Segment Open

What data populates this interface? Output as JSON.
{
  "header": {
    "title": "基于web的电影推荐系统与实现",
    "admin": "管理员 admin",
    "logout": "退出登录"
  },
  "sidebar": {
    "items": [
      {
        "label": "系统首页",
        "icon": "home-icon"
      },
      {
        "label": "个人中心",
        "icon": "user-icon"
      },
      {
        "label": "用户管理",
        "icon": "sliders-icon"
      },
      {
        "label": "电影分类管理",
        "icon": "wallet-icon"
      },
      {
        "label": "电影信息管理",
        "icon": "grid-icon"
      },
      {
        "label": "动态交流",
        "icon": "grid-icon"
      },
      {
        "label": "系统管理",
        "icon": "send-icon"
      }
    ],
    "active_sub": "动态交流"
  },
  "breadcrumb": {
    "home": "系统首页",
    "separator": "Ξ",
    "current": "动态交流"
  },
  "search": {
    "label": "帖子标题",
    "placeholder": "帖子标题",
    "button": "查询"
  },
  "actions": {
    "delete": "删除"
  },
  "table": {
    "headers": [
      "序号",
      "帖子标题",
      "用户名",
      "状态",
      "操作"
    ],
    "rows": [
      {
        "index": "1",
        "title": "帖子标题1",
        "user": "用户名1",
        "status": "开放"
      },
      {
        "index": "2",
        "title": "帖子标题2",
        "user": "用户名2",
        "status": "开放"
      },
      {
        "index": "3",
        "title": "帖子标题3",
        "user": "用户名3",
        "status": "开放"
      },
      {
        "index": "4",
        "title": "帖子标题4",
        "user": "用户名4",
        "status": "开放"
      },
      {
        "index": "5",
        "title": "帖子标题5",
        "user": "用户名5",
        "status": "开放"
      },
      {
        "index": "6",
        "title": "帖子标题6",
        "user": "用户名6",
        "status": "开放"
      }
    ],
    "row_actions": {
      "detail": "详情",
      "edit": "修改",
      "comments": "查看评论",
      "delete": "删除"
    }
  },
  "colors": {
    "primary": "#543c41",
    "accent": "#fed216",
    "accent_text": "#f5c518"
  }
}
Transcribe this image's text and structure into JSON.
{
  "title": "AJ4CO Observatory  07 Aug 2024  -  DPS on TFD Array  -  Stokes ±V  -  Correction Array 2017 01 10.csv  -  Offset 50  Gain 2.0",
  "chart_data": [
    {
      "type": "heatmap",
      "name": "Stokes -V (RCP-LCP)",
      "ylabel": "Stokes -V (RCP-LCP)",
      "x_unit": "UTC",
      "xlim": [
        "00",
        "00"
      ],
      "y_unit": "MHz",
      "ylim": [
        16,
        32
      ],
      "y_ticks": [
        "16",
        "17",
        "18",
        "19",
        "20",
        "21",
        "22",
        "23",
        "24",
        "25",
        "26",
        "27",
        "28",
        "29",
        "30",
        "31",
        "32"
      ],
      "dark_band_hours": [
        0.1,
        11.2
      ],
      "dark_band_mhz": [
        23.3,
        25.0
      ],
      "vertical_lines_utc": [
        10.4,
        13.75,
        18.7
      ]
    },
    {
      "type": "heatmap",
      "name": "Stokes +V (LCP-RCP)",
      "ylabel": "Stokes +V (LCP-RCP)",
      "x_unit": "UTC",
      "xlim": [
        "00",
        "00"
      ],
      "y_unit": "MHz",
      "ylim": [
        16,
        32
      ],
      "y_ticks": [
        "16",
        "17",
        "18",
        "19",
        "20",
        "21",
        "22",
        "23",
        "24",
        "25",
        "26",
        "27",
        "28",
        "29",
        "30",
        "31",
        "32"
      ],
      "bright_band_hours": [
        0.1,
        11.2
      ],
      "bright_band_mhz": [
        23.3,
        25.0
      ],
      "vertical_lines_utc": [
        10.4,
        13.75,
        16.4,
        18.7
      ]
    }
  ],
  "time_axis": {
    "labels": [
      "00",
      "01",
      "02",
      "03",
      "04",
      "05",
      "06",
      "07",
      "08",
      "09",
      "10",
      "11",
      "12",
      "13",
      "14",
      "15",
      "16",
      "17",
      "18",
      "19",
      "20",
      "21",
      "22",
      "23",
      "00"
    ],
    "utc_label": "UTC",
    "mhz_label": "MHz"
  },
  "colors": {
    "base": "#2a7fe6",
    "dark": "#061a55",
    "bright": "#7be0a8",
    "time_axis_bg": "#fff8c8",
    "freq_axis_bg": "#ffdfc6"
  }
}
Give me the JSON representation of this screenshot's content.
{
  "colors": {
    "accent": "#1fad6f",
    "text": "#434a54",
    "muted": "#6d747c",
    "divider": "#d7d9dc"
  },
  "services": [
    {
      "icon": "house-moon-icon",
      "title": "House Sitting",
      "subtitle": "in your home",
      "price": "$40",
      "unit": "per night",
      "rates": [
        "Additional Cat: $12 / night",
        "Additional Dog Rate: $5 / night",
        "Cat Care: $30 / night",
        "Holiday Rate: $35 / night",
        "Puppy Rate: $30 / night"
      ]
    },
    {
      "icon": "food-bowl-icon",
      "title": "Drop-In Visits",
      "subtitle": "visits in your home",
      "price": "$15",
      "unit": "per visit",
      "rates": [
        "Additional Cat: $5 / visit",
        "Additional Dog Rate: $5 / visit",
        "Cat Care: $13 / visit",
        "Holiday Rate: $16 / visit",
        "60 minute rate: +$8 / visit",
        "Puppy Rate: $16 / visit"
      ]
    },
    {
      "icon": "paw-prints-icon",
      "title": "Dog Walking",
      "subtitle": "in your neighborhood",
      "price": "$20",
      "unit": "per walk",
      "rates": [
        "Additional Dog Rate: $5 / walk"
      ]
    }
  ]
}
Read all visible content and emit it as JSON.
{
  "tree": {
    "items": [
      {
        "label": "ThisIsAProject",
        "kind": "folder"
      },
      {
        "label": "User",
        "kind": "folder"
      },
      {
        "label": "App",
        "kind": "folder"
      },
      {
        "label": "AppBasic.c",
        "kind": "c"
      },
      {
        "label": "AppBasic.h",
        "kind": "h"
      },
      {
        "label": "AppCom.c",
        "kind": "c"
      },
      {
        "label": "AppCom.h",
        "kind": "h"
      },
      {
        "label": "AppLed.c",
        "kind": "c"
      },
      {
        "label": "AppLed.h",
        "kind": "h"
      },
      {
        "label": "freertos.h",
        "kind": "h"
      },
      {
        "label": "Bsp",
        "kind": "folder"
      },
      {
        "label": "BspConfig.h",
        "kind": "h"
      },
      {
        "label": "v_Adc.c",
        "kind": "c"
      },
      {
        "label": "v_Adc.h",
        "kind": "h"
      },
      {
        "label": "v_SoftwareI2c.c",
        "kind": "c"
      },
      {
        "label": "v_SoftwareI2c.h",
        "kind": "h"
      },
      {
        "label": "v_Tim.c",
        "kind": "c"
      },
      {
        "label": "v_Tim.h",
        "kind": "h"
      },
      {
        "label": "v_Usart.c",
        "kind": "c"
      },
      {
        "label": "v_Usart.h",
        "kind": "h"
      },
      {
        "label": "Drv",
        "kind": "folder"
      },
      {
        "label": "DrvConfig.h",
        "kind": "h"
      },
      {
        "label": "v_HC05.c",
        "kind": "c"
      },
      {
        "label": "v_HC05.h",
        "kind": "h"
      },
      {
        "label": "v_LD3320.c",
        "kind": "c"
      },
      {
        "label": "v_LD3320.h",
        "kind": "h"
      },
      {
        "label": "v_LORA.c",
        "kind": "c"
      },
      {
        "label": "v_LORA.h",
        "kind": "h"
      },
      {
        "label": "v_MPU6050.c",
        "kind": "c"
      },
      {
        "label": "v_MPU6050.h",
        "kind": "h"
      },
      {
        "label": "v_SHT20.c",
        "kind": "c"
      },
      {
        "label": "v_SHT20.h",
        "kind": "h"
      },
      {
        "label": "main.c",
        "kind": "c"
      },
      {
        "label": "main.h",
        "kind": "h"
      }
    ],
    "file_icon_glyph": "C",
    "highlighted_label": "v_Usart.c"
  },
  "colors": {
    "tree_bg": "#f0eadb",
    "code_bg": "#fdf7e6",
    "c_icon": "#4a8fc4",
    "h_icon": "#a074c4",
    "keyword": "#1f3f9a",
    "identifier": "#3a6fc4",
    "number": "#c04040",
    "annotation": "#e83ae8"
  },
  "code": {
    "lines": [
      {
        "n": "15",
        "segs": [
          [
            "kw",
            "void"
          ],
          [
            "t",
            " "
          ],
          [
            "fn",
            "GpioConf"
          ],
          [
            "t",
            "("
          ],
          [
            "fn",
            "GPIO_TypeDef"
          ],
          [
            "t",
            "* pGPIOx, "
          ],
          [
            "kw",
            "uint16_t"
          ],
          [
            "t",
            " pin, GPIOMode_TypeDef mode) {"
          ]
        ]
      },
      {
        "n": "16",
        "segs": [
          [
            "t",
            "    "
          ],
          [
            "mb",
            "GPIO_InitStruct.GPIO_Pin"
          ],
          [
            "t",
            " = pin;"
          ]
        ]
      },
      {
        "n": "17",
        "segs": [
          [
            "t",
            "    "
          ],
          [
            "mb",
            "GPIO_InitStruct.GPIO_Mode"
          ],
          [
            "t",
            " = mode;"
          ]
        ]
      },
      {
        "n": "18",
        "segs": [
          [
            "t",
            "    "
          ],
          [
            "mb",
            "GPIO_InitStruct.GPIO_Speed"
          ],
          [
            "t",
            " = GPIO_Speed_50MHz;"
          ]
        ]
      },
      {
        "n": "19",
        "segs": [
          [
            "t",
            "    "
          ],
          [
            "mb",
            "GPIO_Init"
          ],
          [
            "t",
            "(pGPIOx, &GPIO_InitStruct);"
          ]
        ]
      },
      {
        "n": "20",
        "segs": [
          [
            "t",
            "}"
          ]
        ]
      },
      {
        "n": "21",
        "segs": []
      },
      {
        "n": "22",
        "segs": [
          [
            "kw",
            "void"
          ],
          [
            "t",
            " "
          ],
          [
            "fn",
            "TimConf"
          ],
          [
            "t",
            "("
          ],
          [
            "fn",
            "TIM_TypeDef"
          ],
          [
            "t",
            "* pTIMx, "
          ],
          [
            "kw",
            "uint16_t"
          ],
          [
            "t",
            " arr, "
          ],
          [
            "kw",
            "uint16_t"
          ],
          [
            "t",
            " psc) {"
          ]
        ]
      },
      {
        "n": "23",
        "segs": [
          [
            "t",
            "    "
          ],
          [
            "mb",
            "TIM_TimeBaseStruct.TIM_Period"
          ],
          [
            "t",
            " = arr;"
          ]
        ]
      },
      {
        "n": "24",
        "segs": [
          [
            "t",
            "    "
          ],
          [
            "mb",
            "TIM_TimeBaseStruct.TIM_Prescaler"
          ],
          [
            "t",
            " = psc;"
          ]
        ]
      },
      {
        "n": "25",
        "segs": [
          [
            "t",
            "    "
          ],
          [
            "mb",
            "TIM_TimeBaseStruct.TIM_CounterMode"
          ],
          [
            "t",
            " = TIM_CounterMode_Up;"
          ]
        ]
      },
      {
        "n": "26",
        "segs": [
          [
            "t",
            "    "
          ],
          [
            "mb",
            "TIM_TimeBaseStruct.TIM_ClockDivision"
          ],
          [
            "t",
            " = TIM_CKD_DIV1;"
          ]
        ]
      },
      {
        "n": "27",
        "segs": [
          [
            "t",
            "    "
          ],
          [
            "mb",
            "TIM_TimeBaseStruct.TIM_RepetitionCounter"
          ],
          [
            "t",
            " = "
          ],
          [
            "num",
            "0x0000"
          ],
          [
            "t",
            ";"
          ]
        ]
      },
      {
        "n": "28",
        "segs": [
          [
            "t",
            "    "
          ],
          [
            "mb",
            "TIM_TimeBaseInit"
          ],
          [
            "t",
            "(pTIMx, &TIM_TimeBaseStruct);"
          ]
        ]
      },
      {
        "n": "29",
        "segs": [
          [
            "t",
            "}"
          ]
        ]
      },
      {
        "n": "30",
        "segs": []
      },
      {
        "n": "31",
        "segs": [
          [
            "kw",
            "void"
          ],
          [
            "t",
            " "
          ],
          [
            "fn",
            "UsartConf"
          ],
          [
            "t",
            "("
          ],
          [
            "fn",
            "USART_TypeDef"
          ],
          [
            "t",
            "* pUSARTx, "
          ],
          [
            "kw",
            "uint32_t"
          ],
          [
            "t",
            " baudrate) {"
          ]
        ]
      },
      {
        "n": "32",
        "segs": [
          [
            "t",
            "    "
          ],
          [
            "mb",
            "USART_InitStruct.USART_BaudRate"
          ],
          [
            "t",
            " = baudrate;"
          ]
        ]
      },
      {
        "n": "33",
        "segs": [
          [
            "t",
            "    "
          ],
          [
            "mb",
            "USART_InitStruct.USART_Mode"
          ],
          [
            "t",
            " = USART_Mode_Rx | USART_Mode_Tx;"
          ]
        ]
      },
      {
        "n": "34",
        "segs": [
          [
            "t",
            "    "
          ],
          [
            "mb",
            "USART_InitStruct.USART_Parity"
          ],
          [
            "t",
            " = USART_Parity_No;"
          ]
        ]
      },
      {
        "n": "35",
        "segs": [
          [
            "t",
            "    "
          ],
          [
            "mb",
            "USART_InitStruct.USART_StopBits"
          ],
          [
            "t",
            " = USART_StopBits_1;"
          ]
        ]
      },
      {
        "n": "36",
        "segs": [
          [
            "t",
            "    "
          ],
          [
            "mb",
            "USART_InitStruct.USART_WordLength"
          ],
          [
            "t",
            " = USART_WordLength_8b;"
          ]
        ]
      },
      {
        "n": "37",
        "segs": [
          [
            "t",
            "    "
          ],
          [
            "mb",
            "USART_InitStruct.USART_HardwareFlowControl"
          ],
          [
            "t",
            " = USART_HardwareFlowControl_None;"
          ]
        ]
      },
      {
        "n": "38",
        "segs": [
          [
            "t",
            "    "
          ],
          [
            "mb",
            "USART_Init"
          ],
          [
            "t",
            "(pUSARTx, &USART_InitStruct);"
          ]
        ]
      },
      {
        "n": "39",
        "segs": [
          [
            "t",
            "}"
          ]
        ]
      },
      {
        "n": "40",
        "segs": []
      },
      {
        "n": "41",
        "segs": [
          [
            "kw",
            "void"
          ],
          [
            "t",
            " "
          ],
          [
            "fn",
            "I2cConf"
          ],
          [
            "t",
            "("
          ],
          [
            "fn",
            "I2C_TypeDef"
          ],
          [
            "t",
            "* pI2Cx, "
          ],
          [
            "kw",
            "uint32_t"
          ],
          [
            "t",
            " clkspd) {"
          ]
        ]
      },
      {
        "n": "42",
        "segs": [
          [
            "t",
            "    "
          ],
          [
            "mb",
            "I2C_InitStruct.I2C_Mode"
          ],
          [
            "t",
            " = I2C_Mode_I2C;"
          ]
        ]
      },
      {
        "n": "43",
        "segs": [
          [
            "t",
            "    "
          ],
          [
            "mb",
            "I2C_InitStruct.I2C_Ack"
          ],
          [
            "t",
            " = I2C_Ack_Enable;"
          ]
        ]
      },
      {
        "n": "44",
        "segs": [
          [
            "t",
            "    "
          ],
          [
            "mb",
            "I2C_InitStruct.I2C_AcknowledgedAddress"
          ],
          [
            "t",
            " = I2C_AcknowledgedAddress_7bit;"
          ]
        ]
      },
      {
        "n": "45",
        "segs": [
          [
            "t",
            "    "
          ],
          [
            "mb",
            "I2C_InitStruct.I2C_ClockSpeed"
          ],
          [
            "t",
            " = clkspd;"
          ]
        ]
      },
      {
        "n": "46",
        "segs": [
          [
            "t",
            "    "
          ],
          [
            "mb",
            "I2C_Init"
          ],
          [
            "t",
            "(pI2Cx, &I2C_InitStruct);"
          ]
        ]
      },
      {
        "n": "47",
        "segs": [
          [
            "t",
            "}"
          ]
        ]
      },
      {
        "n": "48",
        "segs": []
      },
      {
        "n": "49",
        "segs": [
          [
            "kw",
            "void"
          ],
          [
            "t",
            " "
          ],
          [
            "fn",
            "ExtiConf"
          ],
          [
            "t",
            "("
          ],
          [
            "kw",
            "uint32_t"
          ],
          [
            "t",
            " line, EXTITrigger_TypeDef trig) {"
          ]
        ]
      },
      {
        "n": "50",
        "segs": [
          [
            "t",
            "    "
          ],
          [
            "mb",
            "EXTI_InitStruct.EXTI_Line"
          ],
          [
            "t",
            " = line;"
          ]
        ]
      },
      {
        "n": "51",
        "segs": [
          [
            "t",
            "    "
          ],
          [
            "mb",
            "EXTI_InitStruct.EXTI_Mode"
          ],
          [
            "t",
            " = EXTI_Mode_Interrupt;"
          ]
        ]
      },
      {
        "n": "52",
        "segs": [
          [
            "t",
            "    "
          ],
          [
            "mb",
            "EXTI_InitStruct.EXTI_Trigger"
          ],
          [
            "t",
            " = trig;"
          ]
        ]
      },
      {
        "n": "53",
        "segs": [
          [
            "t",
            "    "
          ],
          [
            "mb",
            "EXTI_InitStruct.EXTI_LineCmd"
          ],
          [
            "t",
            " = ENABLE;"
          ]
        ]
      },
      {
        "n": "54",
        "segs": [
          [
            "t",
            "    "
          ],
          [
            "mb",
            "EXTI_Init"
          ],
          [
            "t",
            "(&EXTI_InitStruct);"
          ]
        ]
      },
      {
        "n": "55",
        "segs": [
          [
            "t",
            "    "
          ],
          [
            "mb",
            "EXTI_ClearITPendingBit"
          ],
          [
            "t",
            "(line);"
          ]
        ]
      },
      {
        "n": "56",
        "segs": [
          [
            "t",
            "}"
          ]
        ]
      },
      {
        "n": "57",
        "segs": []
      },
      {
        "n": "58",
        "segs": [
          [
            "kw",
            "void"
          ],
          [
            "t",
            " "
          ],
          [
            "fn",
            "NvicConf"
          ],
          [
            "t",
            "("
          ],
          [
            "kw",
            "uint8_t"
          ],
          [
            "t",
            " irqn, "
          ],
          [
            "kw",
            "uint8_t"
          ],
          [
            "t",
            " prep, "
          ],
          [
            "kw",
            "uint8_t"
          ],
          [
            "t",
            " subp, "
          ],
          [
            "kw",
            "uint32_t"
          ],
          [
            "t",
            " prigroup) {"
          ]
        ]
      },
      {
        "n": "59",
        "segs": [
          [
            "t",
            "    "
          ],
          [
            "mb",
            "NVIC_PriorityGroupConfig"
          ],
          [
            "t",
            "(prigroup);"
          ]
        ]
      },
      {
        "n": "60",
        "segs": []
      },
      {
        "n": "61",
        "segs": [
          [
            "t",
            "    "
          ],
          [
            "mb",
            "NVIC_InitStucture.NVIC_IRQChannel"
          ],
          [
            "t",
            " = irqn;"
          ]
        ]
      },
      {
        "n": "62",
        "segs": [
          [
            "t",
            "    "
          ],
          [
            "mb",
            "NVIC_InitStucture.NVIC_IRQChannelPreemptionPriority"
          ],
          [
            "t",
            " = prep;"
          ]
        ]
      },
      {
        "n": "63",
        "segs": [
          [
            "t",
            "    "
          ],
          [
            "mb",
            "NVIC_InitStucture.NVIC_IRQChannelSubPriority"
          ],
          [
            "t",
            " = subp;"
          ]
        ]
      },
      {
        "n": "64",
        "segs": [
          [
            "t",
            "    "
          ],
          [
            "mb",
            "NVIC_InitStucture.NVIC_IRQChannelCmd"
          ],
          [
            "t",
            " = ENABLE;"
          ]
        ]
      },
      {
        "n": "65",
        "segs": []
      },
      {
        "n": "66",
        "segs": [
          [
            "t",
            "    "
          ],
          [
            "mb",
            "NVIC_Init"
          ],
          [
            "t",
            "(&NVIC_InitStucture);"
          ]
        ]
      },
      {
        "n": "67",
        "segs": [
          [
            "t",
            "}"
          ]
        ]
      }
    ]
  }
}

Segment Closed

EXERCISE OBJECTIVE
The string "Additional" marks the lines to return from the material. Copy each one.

RESULT
        "Additional Cat: $12 / night",
        "Additional Dog Rate: $5 / night",
        "Additional Cat: $5 / visit",
        "Additional Dog Rate: $5 / visit",
        "Additional Dog Rate: $5 / walk"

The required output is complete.